He had his annual pilgrimage to Selma, Alabama, the scene of his beating as he tried to initiate the voting rights march some 55 years ago. My son Raphael and I joined him and a handful of others in marching across the Edmund Pettus Bridge. This was preceded by visiting Birmingham, the site of the 16th street Baptist Church bombing that killed four little girls.
The visit was completed with a tour of Montgomery including Martin Luther King’s Dexter Avenue church which was just down the street from the State Capitol. That building continued to fly the Confederate flag until 1992. It reminded me that these people lived close to each other. Things were personal. The church and the state capitol were within walking distance.

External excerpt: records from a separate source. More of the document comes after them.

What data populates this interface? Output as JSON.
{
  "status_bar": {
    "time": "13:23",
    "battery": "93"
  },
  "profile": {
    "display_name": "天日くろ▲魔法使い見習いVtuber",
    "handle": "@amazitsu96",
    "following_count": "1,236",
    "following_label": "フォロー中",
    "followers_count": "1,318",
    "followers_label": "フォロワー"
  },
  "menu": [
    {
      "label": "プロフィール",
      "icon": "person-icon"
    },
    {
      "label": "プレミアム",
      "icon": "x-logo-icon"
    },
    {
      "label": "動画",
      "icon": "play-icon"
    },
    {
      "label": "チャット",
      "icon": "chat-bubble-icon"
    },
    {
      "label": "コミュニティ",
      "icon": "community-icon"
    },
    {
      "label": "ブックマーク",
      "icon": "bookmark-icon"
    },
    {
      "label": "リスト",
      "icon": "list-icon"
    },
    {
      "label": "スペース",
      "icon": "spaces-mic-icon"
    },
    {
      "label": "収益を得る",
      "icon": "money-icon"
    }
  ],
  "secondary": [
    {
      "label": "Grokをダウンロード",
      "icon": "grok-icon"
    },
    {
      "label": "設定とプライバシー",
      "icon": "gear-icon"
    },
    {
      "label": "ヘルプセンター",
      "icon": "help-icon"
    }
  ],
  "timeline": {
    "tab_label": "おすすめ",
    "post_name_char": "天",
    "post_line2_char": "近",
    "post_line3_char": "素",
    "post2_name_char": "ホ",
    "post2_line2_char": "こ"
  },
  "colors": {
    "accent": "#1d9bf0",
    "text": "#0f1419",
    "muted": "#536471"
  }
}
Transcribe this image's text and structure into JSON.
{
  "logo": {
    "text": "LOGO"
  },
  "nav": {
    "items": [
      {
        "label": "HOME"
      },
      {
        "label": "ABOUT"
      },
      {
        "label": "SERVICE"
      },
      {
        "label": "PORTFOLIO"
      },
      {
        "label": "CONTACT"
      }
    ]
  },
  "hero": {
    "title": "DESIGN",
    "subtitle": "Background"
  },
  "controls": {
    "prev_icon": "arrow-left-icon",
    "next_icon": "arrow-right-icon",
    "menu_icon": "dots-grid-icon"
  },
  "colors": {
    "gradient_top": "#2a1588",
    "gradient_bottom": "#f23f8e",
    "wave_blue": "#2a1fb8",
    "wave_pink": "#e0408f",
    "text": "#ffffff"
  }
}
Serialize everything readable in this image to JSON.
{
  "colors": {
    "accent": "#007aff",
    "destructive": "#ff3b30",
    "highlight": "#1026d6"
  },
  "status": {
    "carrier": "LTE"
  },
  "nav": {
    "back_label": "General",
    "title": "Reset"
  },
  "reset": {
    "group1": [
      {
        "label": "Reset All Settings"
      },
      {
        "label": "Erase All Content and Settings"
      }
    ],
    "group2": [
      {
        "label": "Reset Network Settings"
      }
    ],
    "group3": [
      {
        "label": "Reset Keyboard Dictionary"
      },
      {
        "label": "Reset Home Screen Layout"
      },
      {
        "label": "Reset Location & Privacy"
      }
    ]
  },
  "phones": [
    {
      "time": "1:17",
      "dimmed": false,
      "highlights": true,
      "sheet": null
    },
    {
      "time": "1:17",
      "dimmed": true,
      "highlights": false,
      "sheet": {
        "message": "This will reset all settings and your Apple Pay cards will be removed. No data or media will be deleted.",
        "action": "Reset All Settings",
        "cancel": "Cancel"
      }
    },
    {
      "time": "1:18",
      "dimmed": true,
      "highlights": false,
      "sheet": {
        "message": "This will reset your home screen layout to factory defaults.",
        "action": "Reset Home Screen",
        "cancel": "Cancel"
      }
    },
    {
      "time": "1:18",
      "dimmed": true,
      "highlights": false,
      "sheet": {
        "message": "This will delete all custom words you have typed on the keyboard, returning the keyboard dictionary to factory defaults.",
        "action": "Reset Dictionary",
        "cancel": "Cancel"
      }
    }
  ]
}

Years later, Wallace would address the Dexter Avenue congregation and asked for forgiveness for any pain he had caused. That was powerful. But for me, one of the most interesting conversations I had was with an African-American congressman who had been in the Alabama State Legislature during one of Wallace’s later terms as governor. He said that he and a few other African-American legislative members were called into a conversation with Wallace as he was clearly reaching the end of the line. He apologized to them and tried to convince them that his segregationist past was a political ploy and did not reflect him personally. I guess he didn’t hate African-Americans, he just wanted to keep them in their place.
This is easily dismissed as a deathbed conversion. Of course, it is still a conversion of sorts. But it reminds me of so many current elected officials who proclaim sanctimoniously that they don’t have a racist bone in their body, but the policies they pursue tell us otherwise. Racism is not just a personal affliction.
It can also be in the rules, regulations and laws as well. It can be manifested in the taken-for-granted behavior of our social institutions.
As the Wallace example suggests, it is also in the eager manipulation of political leaders who appeal to our worst instincts. When a leader inspires hate, distrust and resentment, they are manipulating our emotions for their own purposes. Once they take us down this road, we will readily believe their lies and repeat their misrepresentations.
My relationship with Wallace tells me that while racism may not be personal, it can be systemic.
Dr. Robert Underwood is the former president of the University of Guam and former member of the U.S. House of Representatives. Send feedback to firstname.lastname@example.org